The shadow of Russia has always loomed over the internet, but the pandemic, which moved citizen’s lives into the digital sphere, saw a rise in security breaches within European businesses and institutions. Cyber attacks against key European sectors doubled in 2020. Although Brussels is working to plug the gaps, the invasion of Ukraine threatens to intensify the cyber war.
European agencies play a supporting and coordinating role in European cybersecurity. However, with reference to specific EU regulations, every member state can establish its own organ to safeguard both private and national interests.
The Cybersecurity Agency has been tasked with building a common defence, without any faults, against cyberattacks in the EU. While it seemed like an uphill struggle at first, restructure after restructure has built it into an organisation at the forefront of fighting Brussels’ war on cybercriminals.

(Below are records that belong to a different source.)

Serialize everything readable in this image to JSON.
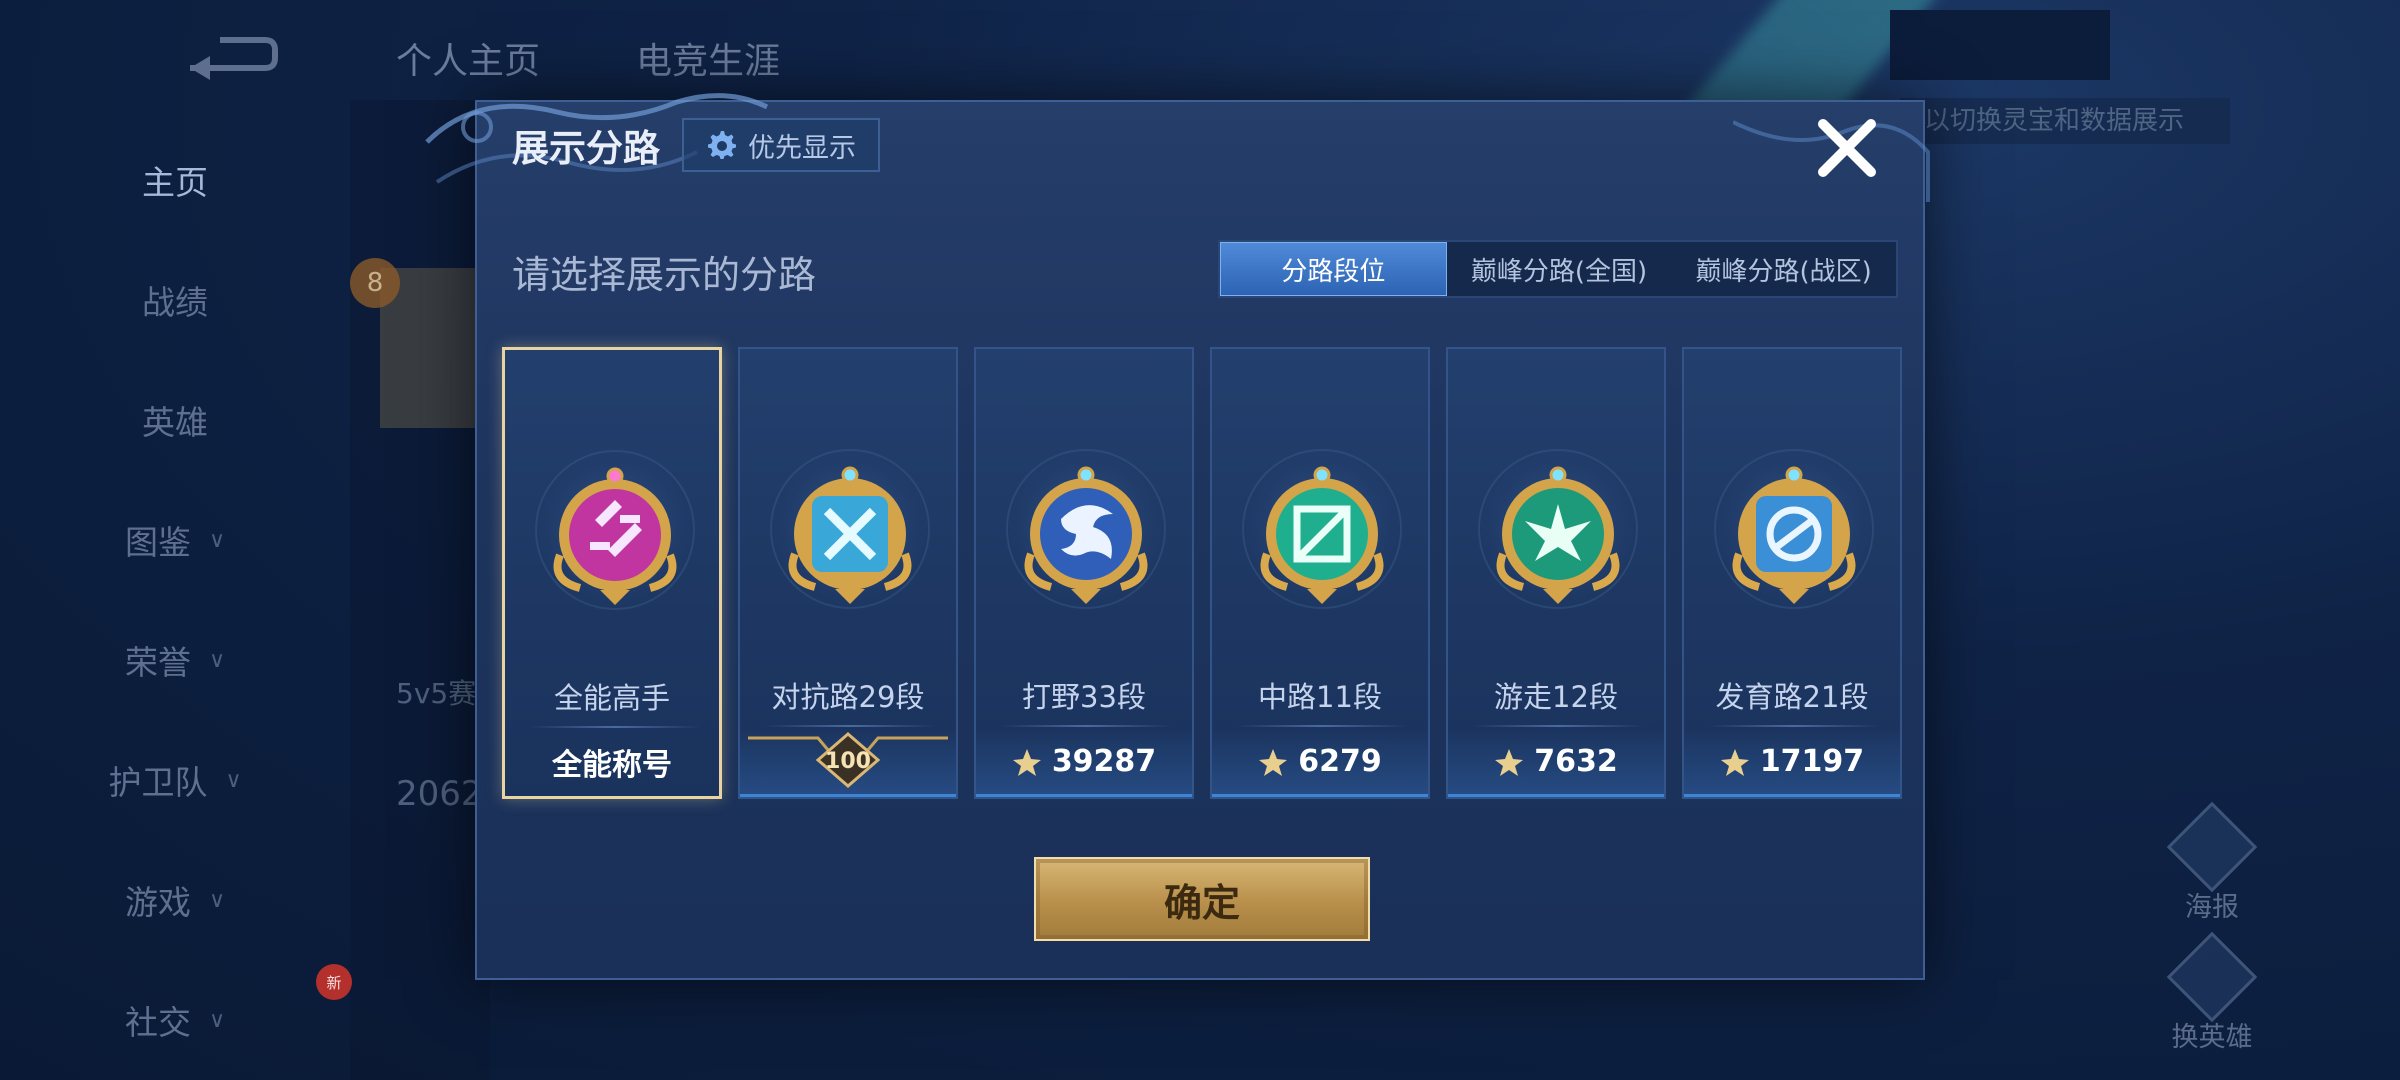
{
  "header": {
    "tabs": [
      "个人主页",
      "电竞生涯"
    ]
  },
  "sidebar": {
    "items": [
      {
        "label": "主页",
        "chevron": false,
        "active": true
      },
      {
        "label": "战绩",
        "chevron": false
      },
      {
        "label": "英雄",
        "chevron": false
      },
      {
        "label": "图鉴",
        "chevron": true
      },
      {
        "label": "荣誉",
        "chevron": true
      },
      {
        "label": "护卫队",
        "chevron": true
      },
      {
        "label": "游戏",
        "chevron": true
      },
      {
        "label": "社交",
        "chevron": true
      }
    ],
    "new_badge": "新"
  },
  "background": {
    "level": "8",
    "text_5v5": "5v5赛",
    "text_number": "2062",
    "hint": "以切换灵宝和数据展示"
  },
  "right_actions": {
    "poster": "海报",
    "switch_hero": "换英雄"
  },
  "modal": {
    "title": "展示分路",
    "priority_button": "优先显示",
    "subtitle": "请选择展示的分路",
    "tabs": [
      "分路段位",
      "巅峰分路(全国)",
      "巅峰分路(战区)"
    ],
    "active_tab": 0,
    "cards": [
      {
        "label": "全能高手",
        "footer": "全能称号",
        "selected": true,
        "color": "#c0359f"
      },
      {
        "label": "对抗路29段",
        "footer": "100",
        "color": "#39a8d8"
      },
      {
        "label": "打野33段",
        "footer": "39287",
        "color": "#2f5fb8"
      },
      {
        "label": "中路11段",
        "footer": "6279",
        "color": "#1fae8e"
      },
      {
        "label": "游走12段",
        "footer": "7632",
        "color": "#1c9a7a"
      },
      {
        "label": "发育路21段",
        "footer": "17197",
        "color": "#3a8fd6"
      }
    ],
    "confirm": "确定"
  },
  "colors": {
    "accent_blue": "#2d63b4",
    "gold": "#d9b775",
    "modal_bg": "#1d345d"
  }
}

The Covid-19 crisis has turned us into a digital society. Large parts of our day-to-day lives now take place in the digital sphere and this has made Member States much more vulnerable to cyberattacks. To neutralise them, the European Commission launched its new Cybersecurity Strategy in December 2020.